June 8, 2011If you're a government leader, then just reading the news is a painful proposition today. All the negative publicity about public service presages a serious human resource crisis for your agency.
If you think recruiting and retaining the right people has been difficult up until now, get ready for redoubled challenges in the months and years to come. Many lawmakers and more than a few governors are attempting to tighten the screws on the public workforce, promising deep cuts in staffing for federal and state agencies.
The Obama administration, mindful of voter sentiment, has attempted to get out in front of this movement by sponsoring curbs of its own on government hiring. Owing to pressure from all sides, the future of most federal agencies is likely to be one of runaway austerity. Among the first points of pain will be agencies' ability to stay ahead of normal attrition by recruiting new workers. After all, the first recourse in limiting perceived "mission creep" is the hiring freeze.
But extended hiring shutdowns can have dire consequences over the long term. Freezes -- not to mention more stringent measures that could come -- likely would mean a public workforce stretched thin, even hamstrung, in performing agency missions. And many other circumstances will combine to make the situation worse. For one thing, private industry is emerging from the recession ready to hire; don't doubt that many ambitious top performers currently on the public payroll will be tempted to jump ship. During the past year, I've talked to many feds -- particularly engineers and information technology pros -- who acknowledge that a government job has been a safe haven for them during the recession. But economic conditions are improving. Will they stick around?
And what about the senior, retirement-eligible folks who provide hard-to-replace experience and know-how? With retirement accounts climbing back to pre-recession levels, will the long-anticipated (and up-to-now overhyped) federal retirement wave finally begin to kick in?
There's at least one other possible outcome to all this, and it is the scariest yet. Faced with undiminished mission requirements and a shrinking, inexperienced or bare-bones workforce, what agency planner wouldn't look to a nearby source of experience and talent -- seasoned workers in other government agencies? I know this smacks of the Mad Max school of management, but it makes sense for government managers to be prepared for peers at other agencies to come after their critical talent. Many managers will be tempted to respond to these incursions in kind. You certainly can envision where this will end up, notwithstanding the Office of Personnel Management's efforts to encourage common cause in hiring.
So, short of abandoning your principles or defecting to the private sector yourself, what can you do in this increasingly bleak environment? There's no magic bullet here, but building internal awareness of this impending challenge seems like a sensible first step. Although it's likely most federal leaders see this perfect storm brewing, sounding the alarm is critical. An unvarnished understanding of what's at stake here might spur individual departments and agencies to plan realistically but creatively for the inevitability of shrinking workforces.
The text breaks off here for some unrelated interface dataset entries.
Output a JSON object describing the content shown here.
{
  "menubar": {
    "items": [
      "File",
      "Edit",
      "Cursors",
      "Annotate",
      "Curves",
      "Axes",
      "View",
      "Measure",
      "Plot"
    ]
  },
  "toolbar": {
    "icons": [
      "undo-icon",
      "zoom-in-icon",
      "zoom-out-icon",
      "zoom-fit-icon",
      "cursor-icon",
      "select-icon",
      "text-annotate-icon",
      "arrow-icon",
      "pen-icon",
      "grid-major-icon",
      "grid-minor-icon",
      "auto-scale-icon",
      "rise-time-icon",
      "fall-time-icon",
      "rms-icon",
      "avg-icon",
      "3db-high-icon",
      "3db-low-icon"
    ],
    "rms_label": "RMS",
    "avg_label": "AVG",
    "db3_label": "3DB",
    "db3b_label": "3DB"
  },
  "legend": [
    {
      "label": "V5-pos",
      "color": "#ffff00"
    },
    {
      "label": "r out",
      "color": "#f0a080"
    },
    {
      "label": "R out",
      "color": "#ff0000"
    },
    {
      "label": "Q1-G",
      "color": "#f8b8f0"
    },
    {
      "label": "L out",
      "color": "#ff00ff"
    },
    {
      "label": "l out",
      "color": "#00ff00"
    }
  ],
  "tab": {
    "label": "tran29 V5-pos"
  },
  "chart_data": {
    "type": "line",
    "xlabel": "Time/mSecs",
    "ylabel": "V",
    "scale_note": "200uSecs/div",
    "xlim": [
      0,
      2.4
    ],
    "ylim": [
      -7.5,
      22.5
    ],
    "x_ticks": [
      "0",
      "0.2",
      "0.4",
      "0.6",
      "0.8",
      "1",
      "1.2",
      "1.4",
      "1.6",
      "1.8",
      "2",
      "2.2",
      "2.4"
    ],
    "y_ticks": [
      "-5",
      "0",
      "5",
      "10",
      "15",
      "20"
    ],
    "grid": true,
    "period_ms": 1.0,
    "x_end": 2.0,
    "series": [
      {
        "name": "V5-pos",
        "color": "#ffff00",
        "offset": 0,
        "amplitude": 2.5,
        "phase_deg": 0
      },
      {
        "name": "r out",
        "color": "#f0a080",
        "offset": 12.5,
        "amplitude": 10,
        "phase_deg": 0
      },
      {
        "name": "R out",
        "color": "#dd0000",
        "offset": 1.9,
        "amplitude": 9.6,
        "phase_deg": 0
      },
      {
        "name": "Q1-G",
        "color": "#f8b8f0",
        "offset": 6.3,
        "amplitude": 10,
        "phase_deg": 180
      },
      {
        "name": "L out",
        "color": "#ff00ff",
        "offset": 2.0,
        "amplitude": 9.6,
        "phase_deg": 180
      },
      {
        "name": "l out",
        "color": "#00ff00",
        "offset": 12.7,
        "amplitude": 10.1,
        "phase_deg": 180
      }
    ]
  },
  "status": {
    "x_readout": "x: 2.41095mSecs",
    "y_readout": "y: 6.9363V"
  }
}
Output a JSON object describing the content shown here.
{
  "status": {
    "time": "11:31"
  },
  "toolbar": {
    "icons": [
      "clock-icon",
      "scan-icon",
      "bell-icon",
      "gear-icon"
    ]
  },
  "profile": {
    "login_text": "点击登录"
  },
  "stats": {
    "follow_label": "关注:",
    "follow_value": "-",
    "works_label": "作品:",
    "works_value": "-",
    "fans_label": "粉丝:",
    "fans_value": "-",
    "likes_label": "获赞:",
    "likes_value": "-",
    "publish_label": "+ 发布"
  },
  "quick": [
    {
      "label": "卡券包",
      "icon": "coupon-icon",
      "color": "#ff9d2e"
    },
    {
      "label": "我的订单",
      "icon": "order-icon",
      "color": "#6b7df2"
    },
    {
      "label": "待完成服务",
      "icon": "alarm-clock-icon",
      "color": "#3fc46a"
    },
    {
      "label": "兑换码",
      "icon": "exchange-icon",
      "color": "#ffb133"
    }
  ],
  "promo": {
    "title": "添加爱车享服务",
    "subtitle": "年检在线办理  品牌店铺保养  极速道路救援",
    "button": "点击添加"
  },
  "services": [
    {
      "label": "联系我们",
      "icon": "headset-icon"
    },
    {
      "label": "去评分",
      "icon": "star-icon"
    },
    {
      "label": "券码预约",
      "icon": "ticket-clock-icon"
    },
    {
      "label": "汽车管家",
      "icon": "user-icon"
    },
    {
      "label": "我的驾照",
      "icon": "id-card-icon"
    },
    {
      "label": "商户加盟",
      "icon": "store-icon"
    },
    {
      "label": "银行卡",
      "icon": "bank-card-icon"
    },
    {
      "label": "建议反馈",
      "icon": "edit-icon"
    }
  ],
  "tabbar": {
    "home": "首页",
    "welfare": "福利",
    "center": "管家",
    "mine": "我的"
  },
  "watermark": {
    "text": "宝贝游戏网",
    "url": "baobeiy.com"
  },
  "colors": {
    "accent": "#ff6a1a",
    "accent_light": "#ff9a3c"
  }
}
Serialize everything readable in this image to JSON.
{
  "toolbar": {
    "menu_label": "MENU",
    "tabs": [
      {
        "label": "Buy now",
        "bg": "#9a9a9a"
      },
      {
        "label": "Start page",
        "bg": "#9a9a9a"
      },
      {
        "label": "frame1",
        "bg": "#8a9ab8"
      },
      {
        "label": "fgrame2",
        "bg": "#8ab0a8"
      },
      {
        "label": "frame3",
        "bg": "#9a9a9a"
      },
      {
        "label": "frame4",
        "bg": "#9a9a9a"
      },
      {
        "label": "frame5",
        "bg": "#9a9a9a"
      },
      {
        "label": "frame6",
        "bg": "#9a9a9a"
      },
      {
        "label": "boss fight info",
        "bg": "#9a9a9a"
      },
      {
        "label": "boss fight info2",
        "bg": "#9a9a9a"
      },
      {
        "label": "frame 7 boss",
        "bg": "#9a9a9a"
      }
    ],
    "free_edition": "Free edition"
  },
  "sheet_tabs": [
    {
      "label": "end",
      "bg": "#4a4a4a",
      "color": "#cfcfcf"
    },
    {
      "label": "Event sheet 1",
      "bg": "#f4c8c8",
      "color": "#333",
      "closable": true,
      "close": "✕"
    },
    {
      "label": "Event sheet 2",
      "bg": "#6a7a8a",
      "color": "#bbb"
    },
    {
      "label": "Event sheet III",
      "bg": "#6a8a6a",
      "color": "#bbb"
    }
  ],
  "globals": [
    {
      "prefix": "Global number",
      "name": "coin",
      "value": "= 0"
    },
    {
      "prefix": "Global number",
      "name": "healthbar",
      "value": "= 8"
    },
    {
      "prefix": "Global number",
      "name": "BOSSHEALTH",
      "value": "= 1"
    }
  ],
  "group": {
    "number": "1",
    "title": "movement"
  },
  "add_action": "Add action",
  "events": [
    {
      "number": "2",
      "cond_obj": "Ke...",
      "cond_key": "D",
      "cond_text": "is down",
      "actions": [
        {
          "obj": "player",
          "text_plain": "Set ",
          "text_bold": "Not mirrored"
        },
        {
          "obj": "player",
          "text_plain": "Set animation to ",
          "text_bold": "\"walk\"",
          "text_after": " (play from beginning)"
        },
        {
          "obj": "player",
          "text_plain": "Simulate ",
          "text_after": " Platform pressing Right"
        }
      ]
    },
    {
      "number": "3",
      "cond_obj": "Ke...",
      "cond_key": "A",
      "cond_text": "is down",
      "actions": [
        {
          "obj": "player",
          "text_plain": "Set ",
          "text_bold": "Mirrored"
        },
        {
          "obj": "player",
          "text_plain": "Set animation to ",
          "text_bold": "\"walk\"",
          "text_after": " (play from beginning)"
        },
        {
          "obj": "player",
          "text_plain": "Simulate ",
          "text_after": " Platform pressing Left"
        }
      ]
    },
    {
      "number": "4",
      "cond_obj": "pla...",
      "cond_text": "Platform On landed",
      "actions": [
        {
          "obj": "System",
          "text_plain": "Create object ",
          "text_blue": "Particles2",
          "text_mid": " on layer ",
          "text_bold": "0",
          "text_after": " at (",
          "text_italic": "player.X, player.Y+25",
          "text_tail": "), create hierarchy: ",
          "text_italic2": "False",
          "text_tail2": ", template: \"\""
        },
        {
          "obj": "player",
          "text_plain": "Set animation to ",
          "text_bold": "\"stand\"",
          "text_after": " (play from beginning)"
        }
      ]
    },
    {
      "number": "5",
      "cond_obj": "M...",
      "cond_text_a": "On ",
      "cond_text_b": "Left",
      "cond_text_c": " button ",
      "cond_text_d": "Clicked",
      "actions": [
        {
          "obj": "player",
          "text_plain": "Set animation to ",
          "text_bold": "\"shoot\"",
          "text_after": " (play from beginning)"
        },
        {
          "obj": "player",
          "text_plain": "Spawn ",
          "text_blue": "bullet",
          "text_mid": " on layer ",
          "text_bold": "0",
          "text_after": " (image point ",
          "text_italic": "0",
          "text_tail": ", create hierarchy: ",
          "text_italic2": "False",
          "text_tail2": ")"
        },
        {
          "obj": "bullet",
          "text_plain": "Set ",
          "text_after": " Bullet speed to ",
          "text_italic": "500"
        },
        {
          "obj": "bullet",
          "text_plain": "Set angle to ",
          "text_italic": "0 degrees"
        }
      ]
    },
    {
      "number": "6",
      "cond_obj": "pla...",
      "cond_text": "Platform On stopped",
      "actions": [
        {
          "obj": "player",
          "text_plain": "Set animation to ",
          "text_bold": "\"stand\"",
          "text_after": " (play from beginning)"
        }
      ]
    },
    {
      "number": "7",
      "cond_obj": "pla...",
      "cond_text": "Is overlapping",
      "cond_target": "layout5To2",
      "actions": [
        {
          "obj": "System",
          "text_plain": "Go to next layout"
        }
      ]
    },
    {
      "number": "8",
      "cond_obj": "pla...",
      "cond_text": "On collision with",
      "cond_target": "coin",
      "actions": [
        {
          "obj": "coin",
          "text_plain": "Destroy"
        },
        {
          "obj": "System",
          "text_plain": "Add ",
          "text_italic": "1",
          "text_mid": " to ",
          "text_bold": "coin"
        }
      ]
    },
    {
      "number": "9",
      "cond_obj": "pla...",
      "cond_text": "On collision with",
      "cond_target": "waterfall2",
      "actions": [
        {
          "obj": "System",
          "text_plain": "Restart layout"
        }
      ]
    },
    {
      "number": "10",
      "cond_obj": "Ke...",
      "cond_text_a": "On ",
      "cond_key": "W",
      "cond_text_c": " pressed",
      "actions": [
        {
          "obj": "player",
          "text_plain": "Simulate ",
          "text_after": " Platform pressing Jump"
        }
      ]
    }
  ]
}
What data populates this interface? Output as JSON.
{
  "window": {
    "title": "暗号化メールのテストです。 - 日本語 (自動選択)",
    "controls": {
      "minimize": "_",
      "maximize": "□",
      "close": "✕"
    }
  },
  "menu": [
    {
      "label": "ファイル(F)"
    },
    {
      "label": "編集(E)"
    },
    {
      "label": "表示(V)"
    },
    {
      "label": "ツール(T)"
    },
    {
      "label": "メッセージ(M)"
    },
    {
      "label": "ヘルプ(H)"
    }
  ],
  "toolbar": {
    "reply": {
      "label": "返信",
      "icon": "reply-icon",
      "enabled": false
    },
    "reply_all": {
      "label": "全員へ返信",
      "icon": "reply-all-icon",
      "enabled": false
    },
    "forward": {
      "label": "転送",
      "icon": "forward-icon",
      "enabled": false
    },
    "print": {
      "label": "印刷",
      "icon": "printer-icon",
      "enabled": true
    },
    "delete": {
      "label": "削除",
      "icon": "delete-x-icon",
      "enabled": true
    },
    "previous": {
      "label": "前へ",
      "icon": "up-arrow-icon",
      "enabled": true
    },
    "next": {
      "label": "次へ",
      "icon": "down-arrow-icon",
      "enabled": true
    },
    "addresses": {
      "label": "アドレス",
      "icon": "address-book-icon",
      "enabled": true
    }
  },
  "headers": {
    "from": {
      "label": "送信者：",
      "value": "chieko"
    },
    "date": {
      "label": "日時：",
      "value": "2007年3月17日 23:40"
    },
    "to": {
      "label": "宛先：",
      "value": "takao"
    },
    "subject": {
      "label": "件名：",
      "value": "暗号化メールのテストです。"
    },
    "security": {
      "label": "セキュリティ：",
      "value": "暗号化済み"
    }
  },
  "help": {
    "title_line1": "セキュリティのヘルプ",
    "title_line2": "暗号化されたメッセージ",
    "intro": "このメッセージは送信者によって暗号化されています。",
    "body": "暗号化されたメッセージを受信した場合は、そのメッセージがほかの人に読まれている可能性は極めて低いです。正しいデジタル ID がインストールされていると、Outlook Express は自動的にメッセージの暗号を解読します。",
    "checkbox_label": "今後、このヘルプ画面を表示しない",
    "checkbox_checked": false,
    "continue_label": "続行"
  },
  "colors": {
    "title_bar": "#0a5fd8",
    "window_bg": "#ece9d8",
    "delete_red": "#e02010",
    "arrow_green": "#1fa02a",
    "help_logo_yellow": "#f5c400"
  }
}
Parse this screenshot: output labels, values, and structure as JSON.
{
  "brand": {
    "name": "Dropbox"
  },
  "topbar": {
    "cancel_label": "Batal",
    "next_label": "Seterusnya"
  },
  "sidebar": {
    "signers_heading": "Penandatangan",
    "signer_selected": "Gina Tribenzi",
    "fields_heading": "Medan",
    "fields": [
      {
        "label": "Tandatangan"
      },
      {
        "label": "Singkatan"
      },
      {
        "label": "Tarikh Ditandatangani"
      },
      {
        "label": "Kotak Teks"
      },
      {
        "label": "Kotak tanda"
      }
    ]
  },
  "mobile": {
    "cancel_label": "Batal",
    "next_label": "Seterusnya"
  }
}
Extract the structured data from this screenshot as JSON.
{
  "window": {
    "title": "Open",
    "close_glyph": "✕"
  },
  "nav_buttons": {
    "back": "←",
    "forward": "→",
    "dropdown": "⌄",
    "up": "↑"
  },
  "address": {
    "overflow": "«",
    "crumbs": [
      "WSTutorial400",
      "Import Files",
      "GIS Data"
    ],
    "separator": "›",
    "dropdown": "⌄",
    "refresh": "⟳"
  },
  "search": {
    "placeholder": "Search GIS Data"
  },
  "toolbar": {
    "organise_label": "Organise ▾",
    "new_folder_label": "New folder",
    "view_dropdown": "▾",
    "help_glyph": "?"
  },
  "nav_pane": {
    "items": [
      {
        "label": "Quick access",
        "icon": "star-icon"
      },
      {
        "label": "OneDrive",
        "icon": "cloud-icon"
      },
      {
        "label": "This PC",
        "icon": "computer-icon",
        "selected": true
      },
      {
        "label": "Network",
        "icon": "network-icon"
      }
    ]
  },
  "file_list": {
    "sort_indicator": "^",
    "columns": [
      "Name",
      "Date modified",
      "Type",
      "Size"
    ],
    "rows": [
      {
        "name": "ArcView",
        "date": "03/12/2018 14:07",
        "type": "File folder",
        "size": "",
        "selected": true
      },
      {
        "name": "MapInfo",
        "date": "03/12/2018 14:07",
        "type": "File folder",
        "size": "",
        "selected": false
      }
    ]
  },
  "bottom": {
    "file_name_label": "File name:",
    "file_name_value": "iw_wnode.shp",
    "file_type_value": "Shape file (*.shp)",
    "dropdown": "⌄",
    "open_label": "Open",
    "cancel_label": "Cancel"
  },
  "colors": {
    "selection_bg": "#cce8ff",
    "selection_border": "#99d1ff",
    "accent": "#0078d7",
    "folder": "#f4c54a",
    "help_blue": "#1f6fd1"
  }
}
In practical terms, fortifying organizational culture and employee job satisfaction might be your agency's immediate -- and possibly its only -- recourse today. To hedge against voluntary attrition, the smart leader will take steps to fortify staff morale agencywide. High-morale organizations like NASA and the Nuclear Regulatory Commission are best-positioned to weather the coming storm. In the lean recruiting years to come, morale-rich agencies also will have a built-in sourcing advantage, because many of their workers will be de facto ambassadors for their employers' "brands," enthusiastic boosters of the values and the signature workplace experience these organizations offer.
Proactive first steps like these entail directing a renewed focus on enriching organizational culture, which for most government entities could mean reallocating resources to the tasks of buttressing internal communication, staff development, and team building and inclusion initiatives, to name a few. Don't dismiss so-called Web 2 .0, video and social media tools either; they can be productive and -- just as important -- cost-effective allies in this counteroffensive.
If you don't already have a hold on your staff members' hearts and minds, then you should do what you can right now to win them over. You might be stymied in recruiting outside talent today and tomorrow, but you still can look within the walls of your agency, with an eye on building job satisfaction, hanging on to potential defectors, and creating a workplace environment that values and rewards individual and team contributions.
It could mean adjustments to standard policy and operations and some workaround with regard to traditional HR silos, but face it: It might be all you have in your tool set for at least the near term.
Bob Duffy, managing consultant at Insight Consulting LLC, is a branding, corporate culture and organizational development specialist who has worked with federal agencies including the Environmental Protection Agency, Energy Department and Defense Information Systems Agency.
June 8, 2011